═════ Records for this exercise ═════
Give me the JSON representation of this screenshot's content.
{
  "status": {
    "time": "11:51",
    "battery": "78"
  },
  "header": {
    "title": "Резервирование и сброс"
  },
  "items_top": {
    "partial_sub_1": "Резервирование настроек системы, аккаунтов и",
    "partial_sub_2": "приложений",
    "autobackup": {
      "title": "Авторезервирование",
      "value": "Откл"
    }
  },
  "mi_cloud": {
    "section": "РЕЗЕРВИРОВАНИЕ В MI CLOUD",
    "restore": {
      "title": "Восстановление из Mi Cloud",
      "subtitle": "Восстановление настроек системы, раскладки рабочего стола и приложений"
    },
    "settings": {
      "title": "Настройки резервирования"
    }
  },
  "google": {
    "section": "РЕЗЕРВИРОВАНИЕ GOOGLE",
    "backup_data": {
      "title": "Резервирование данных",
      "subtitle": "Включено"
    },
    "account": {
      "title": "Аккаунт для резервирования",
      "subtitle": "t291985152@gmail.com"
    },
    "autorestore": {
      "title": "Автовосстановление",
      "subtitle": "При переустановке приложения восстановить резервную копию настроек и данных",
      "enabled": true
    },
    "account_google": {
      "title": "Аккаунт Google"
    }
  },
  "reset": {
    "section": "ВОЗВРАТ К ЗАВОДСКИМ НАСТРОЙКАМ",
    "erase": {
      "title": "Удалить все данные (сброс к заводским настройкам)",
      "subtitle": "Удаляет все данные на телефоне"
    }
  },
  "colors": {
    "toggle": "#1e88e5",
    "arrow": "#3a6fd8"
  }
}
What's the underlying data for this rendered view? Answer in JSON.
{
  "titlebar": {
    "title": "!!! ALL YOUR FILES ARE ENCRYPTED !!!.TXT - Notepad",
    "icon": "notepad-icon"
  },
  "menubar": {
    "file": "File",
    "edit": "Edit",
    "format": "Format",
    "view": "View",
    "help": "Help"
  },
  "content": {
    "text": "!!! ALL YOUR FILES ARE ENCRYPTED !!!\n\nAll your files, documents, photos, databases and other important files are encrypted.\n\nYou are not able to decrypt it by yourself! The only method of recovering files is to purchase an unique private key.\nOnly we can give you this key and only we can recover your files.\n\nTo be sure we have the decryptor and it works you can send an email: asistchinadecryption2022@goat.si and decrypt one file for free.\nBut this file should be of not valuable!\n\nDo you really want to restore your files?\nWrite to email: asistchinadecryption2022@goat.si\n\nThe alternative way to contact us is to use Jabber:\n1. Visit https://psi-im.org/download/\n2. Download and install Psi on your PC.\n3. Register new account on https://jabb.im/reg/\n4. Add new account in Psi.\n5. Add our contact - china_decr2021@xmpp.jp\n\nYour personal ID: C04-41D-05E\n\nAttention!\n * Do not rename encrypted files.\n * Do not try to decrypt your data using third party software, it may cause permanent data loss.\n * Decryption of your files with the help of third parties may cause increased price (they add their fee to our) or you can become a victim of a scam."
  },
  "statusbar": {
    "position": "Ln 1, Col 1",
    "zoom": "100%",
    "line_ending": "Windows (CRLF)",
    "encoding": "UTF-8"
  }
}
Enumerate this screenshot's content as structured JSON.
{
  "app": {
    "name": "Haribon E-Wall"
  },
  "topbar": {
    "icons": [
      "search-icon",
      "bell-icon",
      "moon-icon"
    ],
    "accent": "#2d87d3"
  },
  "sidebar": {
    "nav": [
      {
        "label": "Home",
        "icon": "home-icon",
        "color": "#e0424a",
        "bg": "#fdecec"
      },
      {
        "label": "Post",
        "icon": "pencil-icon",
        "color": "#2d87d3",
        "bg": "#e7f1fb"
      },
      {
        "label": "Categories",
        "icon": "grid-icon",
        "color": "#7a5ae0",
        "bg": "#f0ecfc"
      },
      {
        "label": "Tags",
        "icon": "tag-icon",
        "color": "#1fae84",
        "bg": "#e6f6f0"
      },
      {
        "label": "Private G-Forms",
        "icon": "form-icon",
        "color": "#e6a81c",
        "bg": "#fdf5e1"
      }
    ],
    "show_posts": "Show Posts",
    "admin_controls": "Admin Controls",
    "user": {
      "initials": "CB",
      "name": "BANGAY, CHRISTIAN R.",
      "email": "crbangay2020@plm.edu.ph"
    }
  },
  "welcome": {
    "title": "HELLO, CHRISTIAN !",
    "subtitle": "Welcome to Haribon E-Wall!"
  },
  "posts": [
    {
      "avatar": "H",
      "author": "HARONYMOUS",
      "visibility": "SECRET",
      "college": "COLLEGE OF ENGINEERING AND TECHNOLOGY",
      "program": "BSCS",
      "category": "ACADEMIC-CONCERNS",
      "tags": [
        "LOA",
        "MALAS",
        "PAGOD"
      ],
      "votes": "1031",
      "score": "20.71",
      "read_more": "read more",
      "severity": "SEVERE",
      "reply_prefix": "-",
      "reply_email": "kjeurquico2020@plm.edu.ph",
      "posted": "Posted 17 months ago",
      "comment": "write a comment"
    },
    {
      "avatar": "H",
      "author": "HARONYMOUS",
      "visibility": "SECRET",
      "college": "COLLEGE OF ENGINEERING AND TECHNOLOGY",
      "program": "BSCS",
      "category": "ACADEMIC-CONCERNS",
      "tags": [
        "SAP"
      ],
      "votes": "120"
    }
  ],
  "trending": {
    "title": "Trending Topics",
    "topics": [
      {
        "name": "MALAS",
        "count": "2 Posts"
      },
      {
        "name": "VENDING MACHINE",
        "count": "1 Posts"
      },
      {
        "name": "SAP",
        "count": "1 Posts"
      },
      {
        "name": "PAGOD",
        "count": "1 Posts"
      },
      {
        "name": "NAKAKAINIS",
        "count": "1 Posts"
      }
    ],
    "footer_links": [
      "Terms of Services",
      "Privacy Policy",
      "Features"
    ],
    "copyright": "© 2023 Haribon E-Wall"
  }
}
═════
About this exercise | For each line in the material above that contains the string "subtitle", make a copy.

Exercise result |
      "subtitle": "Восстановление настроек системы, раскладки рабочего стола и приложений"
      "subtitle": "Включено"
      "subtitle": "t291985152@gmail.com"
      "subtitle": "При переустановке приложения восстановить резервную копию настроек и данных",
      "subtitle": "Удаляет все данные на телефоне"
    "subtitle": "Welcome to Haribon E-Wall!"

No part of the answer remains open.